[App and web page records]
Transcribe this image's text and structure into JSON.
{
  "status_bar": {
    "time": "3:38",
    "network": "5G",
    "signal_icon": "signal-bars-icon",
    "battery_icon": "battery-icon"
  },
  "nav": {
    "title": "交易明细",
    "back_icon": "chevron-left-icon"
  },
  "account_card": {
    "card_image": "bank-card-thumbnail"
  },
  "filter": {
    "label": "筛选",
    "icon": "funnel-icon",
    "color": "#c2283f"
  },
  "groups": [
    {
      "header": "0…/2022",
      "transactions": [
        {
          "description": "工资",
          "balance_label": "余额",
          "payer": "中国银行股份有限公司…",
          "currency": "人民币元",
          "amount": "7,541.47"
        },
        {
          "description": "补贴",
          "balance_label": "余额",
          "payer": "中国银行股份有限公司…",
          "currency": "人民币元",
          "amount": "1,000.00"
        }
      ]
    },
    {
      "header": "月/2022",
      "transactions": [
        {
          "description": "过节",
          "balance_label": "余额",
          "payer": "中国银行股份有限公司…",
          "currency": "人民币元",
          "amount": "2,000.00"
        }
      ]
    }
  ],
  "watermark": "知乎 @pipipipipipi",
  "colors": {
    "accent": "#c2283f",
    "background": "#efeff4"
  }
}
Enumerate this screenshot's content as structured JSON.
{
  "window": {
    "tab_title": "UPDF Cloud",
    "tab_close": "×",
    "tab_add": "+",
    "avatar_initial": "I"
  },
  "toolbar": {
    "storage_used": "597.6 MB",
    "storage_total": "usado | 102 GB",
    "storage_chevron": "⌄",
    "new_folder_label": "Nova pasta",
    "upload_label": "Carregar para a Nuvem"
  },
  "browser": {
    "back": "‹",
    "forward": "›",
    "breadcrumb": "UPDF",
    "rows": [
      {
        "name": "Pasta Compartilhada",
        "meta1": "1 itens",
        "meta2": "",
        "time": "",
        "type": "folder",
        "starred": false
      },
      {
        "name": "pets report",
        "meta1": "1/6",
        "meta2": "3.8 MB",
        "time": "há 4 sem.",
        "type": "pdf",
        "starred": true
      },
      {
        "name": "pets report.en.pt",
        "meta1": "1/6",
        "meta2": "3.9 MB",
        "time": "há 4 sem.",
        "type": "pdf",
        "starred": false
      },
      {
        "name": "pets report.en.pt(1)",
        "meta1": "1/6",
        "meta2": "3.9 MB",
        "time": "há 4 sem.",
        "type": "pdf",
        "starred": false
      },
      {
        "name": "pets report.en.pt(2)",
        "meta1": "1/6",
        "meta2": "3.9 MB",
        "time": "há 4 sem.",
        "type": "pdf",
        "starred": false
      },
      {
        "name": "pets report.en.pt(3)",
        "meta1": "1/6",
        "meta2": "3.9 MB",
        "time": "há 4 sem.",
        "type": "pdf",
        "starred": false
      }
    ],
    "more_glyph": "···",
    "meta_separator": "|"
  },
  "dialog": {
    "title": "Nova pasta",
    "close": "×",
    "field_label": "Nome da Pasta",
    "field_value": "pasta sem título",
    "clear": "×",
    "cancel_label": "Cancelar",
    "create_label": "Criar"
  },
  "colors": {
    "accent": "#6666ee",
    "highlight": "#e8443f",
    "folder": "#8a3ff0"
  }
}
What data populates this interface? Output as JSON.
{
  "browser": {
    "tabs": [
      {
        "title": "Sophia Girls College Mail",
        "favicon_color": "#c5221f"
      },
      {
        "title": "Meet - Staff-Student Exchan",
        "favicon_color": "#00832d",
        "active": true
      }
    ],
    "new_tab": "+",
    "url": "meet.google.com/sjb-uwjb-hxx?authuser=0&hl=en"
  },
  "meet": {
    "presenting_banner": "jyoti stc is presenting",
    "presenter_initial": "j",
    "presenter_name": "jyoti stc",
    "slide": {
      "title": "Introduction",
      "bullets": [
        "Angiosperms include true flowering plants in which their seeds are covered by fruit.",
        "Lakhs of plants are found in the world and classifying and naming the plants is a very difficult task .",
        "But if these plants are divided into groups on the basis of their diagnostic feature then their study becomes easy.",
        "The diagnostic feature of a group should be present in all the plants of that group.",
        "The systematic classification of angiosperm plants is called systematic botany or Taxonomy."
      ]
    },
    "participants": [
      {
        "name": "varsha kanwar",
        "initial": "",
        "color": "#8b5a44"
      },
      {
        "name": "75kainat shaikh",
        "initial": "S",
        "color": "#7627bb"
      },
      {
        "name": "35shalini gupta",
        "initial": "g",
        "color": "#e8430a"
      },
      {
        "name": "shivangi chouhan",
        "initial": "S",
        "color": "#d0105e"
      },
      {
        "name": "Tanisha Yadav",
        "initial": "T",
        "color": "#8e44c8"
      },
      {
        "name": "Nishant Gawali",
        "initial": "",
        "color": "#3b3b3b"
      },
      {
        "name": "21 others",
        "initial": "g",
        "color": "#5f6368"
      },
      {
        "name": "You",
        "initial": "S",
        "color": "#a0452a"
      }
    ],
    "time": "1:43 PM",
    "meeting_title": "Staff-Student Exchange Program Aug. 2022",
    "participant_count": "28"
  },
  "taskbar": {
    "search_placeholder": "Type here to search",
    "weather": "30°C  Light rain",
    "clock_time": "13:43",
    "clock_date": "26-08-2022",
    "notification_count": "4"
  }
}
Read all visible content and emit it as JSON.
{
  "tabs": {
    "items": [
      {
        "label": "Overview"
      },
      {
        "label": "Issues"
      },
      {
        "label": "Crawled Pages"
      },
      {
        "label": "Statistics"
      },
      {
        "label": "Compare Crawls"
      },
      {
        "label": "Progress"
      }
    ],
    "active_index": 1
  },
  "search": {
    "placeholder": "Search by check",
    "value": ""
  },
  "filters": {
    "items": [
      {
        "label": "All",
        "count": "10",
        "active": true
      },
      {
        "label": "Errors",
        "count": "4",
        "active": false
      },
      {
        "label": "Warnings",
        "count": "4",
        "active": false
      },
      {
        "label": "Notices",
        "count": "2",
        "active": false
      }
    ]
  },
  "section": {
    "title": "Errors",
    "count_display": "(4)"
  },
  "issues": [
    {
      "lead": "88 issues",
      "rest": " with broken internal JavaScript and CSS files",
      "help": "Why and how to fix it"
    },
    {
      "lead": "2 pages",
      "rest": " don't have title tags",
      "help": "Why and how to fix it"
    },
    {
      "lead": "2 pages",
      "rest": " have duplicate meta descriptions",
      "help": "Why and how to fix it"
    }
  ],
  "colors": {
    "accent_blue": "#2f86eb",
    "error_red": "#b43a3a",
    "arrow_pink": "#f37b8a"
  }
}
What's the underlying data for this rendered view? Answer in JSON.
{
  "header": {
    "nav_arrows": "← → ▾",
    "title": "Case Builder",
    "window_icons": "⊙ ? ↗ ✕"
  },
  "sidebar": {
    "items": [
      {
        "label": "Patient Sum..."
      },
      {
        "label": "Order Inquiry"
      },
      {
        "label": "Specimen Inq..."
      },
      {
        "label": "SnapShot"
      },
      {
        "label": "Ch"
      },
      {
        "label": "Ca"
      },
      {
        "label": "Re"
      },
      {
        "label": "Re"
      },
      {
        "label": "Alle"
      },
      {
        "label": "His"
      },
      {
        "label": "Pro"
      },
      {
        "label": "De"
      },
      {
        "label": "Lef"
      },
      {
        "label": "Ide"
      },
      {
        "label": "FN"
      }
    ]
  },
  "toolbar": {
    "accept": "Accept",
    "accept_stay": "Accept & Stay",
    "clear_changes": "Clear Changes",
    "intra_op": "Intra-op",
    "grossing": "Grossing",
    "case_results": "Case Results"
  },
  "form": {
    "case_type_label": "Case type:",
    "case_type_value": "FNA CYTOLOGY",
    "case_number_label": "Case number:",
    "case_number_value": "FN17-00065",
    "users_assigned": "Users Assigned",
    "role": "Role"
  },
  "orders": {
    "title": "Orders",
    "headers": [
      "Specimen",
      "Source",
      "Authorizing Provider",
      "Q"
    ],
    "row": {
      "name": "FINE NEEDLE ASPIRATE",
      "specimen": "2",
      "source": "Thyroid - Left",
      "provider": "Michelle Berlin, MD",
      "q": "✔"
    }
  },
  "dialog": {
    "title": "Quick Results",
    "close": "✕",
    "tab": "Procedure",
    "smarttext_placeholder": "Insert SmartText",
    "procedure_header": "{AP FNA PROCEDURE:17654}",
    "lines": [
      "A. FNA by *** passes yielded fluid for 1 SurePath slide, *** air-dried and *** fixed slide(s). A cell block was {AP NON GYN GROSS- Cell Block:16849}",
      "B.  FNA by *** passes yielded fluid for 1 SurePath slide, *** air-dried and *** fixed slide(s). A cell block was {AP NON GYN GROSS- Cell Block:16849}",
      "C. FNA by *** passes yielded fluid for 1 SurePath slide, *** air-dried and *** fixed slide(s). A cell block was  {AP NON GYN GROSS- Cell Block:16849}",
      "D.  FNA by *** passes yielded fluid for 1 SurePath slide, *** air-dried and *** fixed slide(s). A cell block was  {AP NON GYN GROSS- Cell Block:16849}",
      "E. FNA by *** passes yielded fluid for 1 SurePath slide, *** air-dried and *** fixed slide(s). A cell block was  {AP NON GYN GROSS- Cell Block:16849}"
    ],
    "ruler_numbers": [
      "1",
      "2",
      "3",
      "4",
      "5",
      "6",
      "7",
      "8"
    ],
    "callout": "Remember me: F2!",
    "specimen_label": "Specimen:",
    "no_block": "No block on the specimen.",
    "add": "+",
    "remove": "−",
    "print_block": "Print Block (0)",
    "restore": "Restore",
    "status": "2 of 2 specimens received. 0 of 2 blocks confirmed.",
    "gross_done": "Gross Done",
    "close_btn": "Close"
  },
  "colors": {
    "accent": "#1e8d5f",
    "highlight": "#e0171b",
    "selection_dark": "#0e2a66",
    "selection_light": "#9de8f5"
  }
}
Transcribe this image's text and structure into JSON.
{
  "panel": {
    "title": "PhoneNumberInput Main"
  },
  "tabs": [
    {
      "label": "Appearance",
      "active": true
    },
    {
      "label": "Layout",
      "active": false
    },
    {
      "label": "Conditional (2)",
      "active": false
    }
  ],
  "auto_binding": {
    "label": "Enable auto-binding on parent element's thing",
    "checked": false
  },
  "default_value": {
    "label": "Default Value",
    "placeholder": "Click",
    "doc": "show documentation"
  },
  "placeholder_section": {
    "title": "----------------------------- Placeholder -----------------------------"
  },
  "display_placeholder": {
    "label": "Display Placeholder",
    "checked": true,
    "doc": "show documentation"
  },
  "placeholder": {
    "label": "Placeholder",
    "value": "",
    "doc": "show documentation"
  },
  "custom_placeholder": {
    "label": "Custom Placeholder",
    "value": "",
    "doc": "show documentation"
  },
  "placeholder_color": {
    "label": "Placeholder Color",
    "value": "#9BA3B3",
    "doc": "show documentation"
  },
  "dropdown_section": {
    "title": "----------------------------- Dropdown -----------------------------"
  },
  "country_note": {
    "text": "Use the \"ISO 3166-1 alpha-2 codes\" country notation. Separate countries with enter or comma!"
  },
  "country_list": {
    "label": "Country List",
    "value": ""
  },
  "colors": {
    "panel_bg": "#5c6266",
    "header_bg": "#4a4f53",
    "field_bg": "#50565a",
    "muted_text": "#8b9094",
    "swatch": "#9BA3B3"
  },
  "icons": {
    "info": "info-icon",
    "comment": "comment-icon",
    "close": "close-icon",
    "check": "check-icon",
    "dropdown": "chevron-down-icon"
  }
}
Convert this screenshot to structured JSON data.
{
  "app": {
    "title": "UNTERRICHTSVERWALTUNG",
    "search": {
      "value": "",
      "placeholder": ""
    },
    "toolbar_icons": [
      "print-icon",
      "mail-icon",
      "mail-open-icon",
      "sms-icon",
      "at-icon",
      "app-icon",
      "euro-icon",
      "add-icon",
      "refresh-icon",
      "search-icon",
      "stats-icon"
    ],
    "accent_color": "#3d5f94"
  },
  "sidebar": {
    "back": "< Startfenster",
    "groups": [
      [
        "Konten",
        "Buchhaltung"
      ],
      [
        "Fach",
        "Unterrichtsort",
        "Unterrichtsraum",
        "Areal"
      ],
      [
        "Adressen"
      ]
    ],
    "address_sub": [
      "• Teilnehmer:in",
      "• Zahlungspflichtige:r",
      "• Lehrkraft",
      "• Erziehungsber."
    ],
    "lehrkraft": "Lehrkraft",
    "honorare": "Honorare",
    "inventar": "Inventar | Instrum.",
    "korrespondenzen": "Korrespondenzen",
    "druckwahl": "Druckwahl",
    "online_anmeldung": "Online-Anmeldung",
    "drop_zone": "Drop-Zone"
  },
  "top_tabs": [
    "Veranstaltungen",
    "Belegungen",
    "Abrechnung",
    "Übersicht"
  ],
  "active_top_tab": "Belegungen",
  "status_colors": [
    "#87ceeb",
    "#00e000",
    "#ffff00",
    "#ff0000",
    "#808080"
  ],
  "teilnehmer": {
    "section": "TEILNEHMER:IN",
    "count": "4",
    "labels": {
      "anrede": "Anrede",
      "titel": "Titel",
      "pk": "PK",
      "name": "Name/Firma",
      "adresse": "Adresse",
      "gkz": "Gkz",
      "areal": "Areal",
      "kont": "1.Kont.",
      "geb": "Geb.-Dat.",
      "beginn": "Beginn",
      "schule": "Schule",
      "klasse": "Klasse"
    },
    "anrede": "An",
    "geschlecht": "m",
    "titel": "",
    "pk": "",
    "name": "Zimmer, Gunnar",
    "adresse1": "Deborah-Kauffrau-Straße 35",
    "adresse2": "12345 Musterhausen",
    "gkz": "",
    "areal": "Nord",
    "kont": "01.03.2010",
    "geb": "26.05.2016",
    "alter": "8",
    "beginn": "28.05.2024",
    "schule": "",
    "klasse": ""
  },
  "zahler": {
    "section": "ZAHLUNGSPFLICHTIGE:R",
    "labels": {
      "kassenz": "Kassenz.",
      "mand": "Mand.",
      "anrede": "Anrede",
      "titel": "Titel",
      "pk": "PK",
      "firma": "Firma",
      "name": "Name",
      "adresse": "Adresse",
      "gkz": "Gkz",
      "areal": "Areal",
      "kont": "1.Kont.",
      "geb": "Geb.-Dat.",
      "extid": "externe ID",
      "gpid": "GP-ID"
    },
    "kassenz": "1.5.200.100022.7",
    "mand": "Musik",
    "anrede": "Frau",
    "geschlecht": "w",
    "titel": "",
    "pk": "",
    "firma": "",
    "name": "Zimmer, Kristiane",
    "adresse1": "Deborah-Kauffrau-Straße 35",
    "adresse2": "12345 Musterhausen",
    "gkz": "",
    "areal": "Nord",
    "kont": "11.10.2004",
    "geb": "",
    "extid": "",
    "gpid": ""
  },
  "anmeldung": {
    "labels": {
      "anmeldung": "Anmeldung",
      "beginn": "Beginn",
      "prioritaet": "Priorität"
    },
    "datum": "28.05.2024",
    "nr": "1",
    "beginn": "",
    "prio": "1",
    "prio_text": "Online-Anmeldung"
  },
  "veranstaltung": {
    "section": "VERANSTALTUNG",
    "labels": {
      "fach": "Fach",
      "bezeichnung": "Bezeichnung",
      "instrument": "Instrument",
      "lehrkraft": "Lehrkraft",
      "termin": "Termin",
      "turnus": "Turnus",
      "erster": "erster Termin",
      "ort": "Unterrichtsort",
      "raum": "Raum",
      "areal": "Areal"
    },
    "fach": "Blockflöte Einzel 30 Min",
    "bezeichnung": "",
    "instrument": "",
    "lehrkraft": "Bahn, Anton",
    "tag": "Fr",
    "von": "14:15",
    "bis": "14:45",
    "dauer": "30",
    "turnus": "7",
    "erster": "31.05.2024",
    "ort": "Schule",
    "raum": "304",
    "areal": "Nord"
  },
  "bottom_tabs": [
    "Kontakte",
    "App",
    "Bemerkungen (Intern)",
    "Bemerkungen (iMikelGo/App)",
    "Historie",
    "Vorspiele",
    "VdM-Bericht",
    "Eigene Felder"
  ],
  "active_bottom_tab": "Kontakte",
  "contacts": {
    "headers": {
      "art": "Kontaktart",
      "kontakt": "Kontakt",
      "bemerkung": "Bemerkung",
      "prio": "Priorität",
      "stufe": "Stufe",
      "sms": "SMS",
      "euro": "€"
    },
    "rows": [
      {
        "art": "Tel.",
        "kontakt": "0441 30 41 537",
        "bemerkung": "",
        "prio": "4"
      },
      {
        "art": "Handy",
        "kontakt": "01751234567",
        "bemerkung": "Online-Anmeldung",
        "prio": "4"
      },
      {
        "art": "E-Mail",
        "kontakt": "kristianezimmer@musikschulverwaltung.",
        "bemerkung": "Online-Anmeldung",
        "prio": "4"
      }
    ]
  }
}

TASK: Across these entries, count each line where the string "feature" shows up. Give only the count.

FINAL ANSWER: 2